EXERCISE DESCRIPTION → Report each line of the entries that includes "Dnyaneshwar" by copying it.
[INPUT DATA Boundary: Start]
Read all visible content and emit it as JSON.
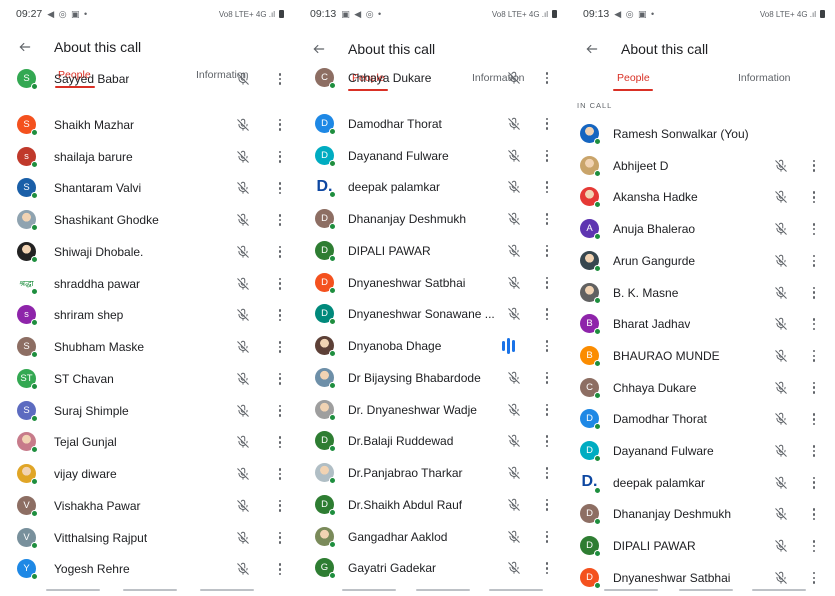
{
  "panels": [
    {
      "status": {
        "time": "09:27",
        "icons": "◀ ◎ ▣ •",
        "right": "Vo8 LTE+ 4G .ıl"
      },
      "title": "About this call",
      "tabs": {
        "people": "People",
        "information": "Information"
      },
      "section_label": "",
      "participants": [
        {
          "name": "Sayyed Babar",
          "initial": "S",
          "color": "#33a852",
          "avatar_type": "letter",
          "muted": true
        },
        {
          "name": "Shaikh Mazhar",
          "initial": "S",
          "color": "#f4511e",
          "avatar_type": "letter",
          "muted": true
        },
        {
          "name": "shailaja barure",
          "initial": "s",
          "color": "#c0392b",
          "avatar_type": "letter",
          "muted": true
        },
        {
          "name": "Shantaram Valvi",
          "initial": "S",
          "color": "#1a5fa8",
          "avatar_type": "letter",
          "muted": true
        },
        {
          "name": "Shashikant Ghodke",
          "initial": "",
          "color": "#8fa3b0",
          "avatar_type": "photo",
          "muted": true
        },
        {
          "name": "Shiwaji Dhobale.",
          "initial": "",
          "color": "#222222",
          "avatar_type": "photo",
          "muted": true
        },
        {
          "name": "shraddha pawar",
          "initial": "श्रद्धा",
          "color": "#ffffff",
          "avatar_type": "text",
          "muted": true
        },
        {
          "name": "shriram shep",
          "initial": "s",
          "color": "#8e24aa",
          "avatar_type": "letter",
          "muted": true
        },
        {
          "name": "Shubham Maske",
          "initial": "S",
          "color": "#8d6e63",
          "avatar_type": "letter",
          "muted": true
        },
        {
          "name": "ST Chavan",
          "initial": "ST",
          "color": "#33a852",
          "avatar_type": "letter",
          "muted": true
        },
        {
          "name": "Suraj Shimple",
          "initial": "S",
          "color": "#5c6bc0",
          "avatar_type": "letter",
          "muted": true
        },
        {
          "name": "Tejal Gunjal",
          "initial": "",
          "color": "#c77b8a",
          "avatar_type": "photo",
          "muted": true
        },
        {
          "name": "vijay diware",
          "initial": "",
          "color": "#e0a526",
          "avatar_type": "photo",
          "muted": true
        },
        {
          "name": "Vishakha Pawar",
          "initial": "V",
          "color": "#8d6e63",
          "avatar_type": "letter",
          "muted": true
        },
        {
          "name": "Vitthalsing Rajput",
          "initial": "V",
          "color": "#78909c",
          "avatar_type": "letter",
          "muted": true
        },
        {
          "name": "Yogesh Rehre",
          "initial": "Y",
          "color": "#1e88e5",
          "avatar_type": "letter",
          "muted": true
        }
      ]
    },
    {
      "status": {
        "time": "09:13",
        "icons": "▣ ◀ ◎ •",
        "right": "Vo8 LTE+ 4G .ıl"
      },
      "title": "About this call",
      "tabs": {
        "people": "People",
        "information": "Information"
      },
      "section_label": "",
      "participants": [
        {
          "name": "Chhaya Dukare",
          "initial": "C",
          "color": "#8d6e63",
          "avatar_type": "letter",
          "muted": true
        },
        {
          "name": "Damodhar Thorat",
          "initial": "D",
          "color": "#1e88e5",
          "avatar_type": "letter",
          "muted": true
        },
        {
          "name": "Dayanand Fulware",
          "initial": "D",
          "color": "#00acc1",
          "avatar_type": "letter",
          "muted": true
        },
        {
          "name": "deepak palamkar",
          "initial": "D.",
          "color": "#ffffff",
          "avatar_type": "bigD",
          "muted": true
        },
        {
          "name": "Dhananjay Deshmukh",
          "initial": "D",
          "color": "#8d6e63",
          "avatar_type": "letter",
          "muted": true
        },
        {
          "name": "DIPALI PAWAR",
          "initial": "D",
          "color": "#2e7d32",
          "avatar_type": "letter",
          "muted": true
        },
        {
          "name": "Dnyaneshwar Satbhai",
          "initial": "D",
          "color": "#f4511e",
          "avatar_type": "letter",
          "muted": true
        },
        {
          "name": "Dnyaneshwar Sonawane ...",
          "initial": "D",
          "color": "#00897b",
          "avatar_type": "letter",
          "muted": true
        },
        {
          "name": "Dnyanoba Dhage",
          "initial": "",
          "color": "#5d4037",
          "avatar_type": "photo",
          "muted": false
        },
        {
          "name": "Dr Bijaysing Bhabardode",
          "initial": "",
          "color": "#6d8fa8",
          "avatar_type": "photo",
          "muted": true
        },
        {
          "name": "Dr. Dnyaneshwar Wadje",
          "initial": "",
          "color": "#9e9e9e",
          "avatar_type": "photo",
          "muted": true
        },
        {
          "name": "Dr.Balaji Ruddewad",
          "initial": "D",
          "color": "#2e7d32",
          "avatar_type": "letter",
          "muted": true
        },
        {
          "name": "Dr.Panjabrao Tharkar",
          "initial": "",
          "color": "#b0bec5",
          "avatar_type": "photo",
          "muted": true
        },
        {
          "name": "Dr.Shaikh Abdul Rauf",
          "initial": "D",
          "color": "#2e7d32",
          "avatar_type": "letter",
          "muted": true
        },
        {
          "name": "Gangadhar Aaklod",
          "initial": "",
          "color": "#7a8a5a",
          "avatar_type": "photo",
          "muted": true
        },
        {
          "name": "Gayatri Gadekar",
          "initial": "G",
          "color": "#2e7d32",
          "avatar_type": "letter",
          "muted": true
        }
      ]
    },
    {
      "status": {
        "time": "09:13",
        "icons": "◀ ◎ ▣ •",
        "right": "Vo8 LTE+ 4G .ıl"
      },
      "title": "About this call",
      "tabs": {
        "people": "People",
        "information": "Information"
      },
      "section_label": "IN CALL",
      "participants": [
        {
          "name": "Ramesh Sonwalkar (You)",
          "initial": "",
          "color": "#1565c0",
          "avatar_type": "photo",
          "muted": false,
          "is_you": true
        },
        {
          "name": "Abhijeet D",
          "initial": "",
          "color": "#c9a46a",
          "avatar_type": "photo",
          "muted": true
        },
        {
          "name": "Akansha Hadke",
          "initial": "",
          "color": "#e53935",
          "avatar_type": "photo",
          "muted": true
        },
        {
          "name": "Anuja Bhalerao",
          "initial": "A",
          "color": "#5e35b1",
          "avatar_type": "letter",
          "muted": true
        },
        {
          "name": "Arun Gangurde",
          "initial": "",
          "color": "#37474f",
          "avatar_type": "photo",
          "muted": true
        },
        {
          "name": "B. K. Masne",
          "initial": "",
          "color": "#616161",
          "avatar_type": "photo",
          "muted": true
        },
        {
          "name": "Bharat Jadhav",
          "initial": "B",
          "color": "#8e24aa",
          "avatar_type": "letter",
          "muted": true
        },
        {
          "name": "BHAURAO MUNDE",
          "initial": "B",
          "color": "#fb8c00",
          "avatar_type": "letter",
          "muted": true
        },
        {
          "name": "Chhaya Dukare",
          "initial": "C",
          "color": "#8d6e63",
          "avatar_type": "letter",
          "muted": true
        },
        {
          "name": "Damodhar Thorat",
          "initial": "D",
          "color": "#1e88e5",
          "avatar_type": "letter",
          "muted": true
        },
        {
          "name": "Dayanand Fulware",
          "initial": "D",
          "color": "#00acc1",
          "avatar_type": "letter",
          "muted": true
        },
        {
          "name": "deepak palamkar",
          "initial": "D.",
          "color": "#ffffff",
          "avatar_type": "bigD",
          "muted": true
        },
        {
          "name": "Dhananjay Deshmukh",
          "initial": "D",
          "color": "#8d6e63",
          "avatar_type": "letter",
          "muted": true
        },
        {
          "name": "DIPALI PAWAR",
          "initial": "D",
          "color": "#2e7d32",
          "avatar_type": "letter",
          "muted": true
        },
        {
          "name": "Dnyaneshwar Satbhai",
          "initial": "D",
          "color": "#f4511e",
          "avatar_type": "letter",
          "muted": true
        }
      ]
    }
  ],
  "colors": {
    "accent": "#d93025",
    "online": "#1e8e3e",
    "speaking": "#1a73e8",
    "icon": "#5f6368"
  },
  "icons": {
    "back": "arrow-left-icon",
    "mute": "mic-off-icon",
    "more": "more-vert-icon",
    "speaking": "speaking-bars-icon"
  }
}
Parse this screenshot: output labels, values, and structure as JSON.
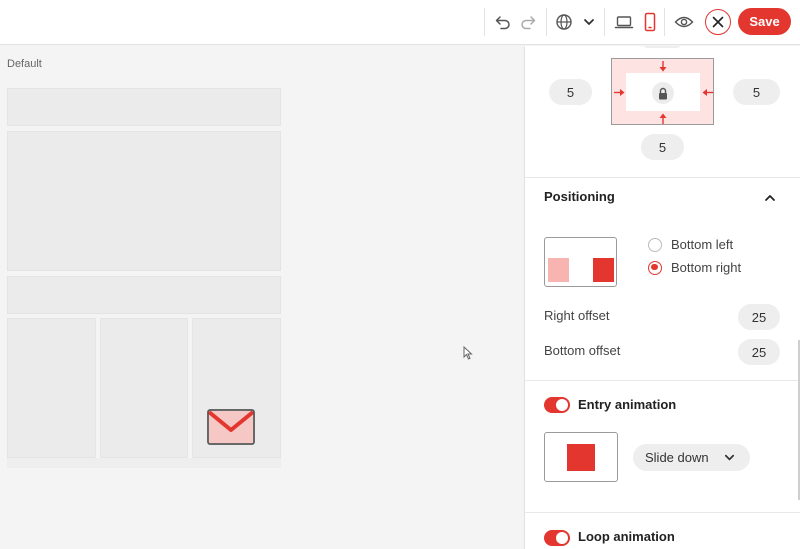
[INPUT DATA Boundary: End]
ANSWER TO THIS TASK →
          "name": "Dnyaneshwar Satbhai",
          "name": "Dnyaneshwar Sonawane ...",
          "name": "Dr. Dnyaneshwar Wadje",
          "name": "Dnyaneshwar Satbhai",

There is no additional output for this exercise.